> What is being asked
From the entries, copy out every line in which the word "label" is found.

━━━━━ Supplied information ━━━━━

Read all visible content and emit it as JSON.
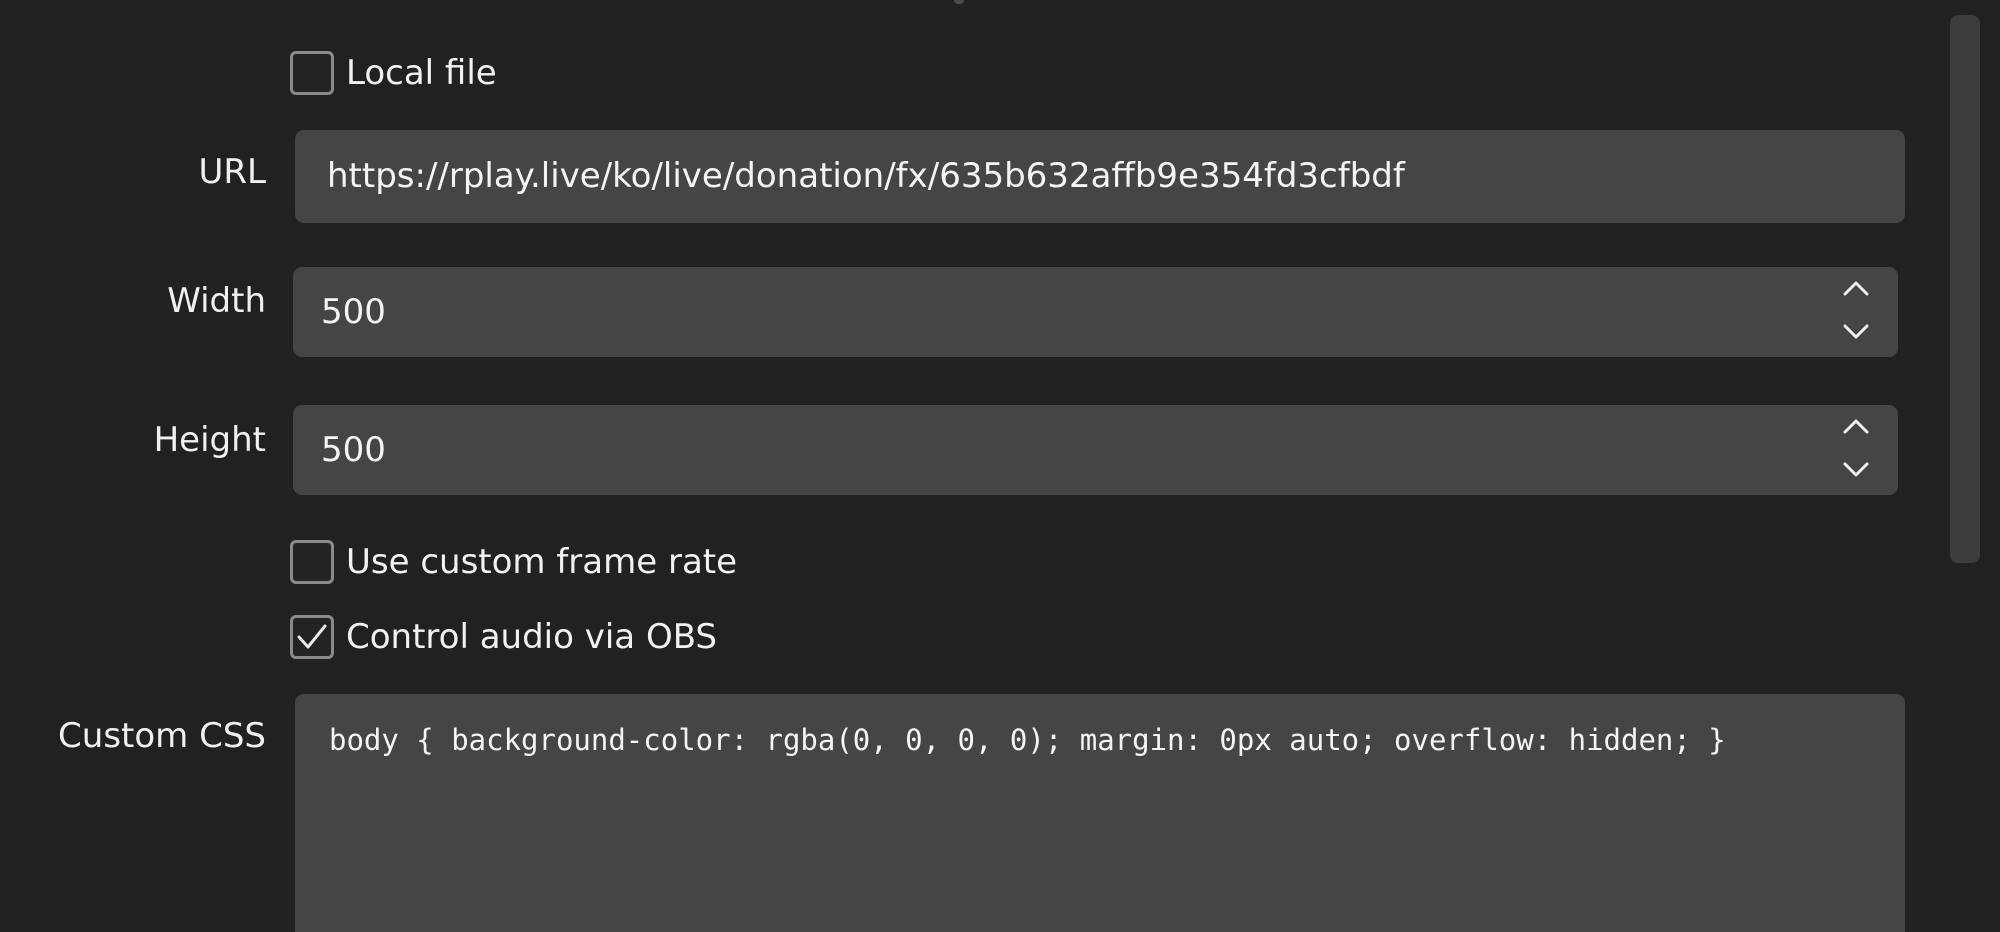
{
  "browser_source_properties": {
    "local_file": {
      "label": "Local file",
      "checked": false
    },
    "url": {
      "label": "URL",
      "value": "https://rplay.live/ko/live/donation/fx/635b632affb9e354fd3cfbdf"
    },
    "width": {
      "label": "Width",
      "value": "500"
    },
    "height": {
      "label": "Height",
      "value": "500"
    },
    "custom_frame_rate": {
      "label": "Use custom frame rate",
      "checked": false
    },
    "control_audio": {
      "label": "Control audio via OBS",
      "checked": true
    },
    "custom_css": {
      "label": "Custom CSS",
      "value": "body { background-color: rgba(0, 0, 0, 0); margin: 0px auto; overflow: hidden; }"
    }
  },
  "icons": {
    "checkmark": "checkmark-icon",
    "spin_up": "chevron-up-icon",
    "spin_down": "chevron-down-icon"
  },
  "colors": {
    "background": "#212121",
    "field": "#454545",
    "text": "#f2f2f2",
    "checkbox_border": "#8a8a8a"
  }
}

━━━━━

> Response to this exercise
      "label": "Local file",
      "label": "URL",
      "label": "Width",
      "label": "Height",
      "label": "Use custom frame rate",
      "label": "Control audio via OBS",
      "label": "Custom CSS",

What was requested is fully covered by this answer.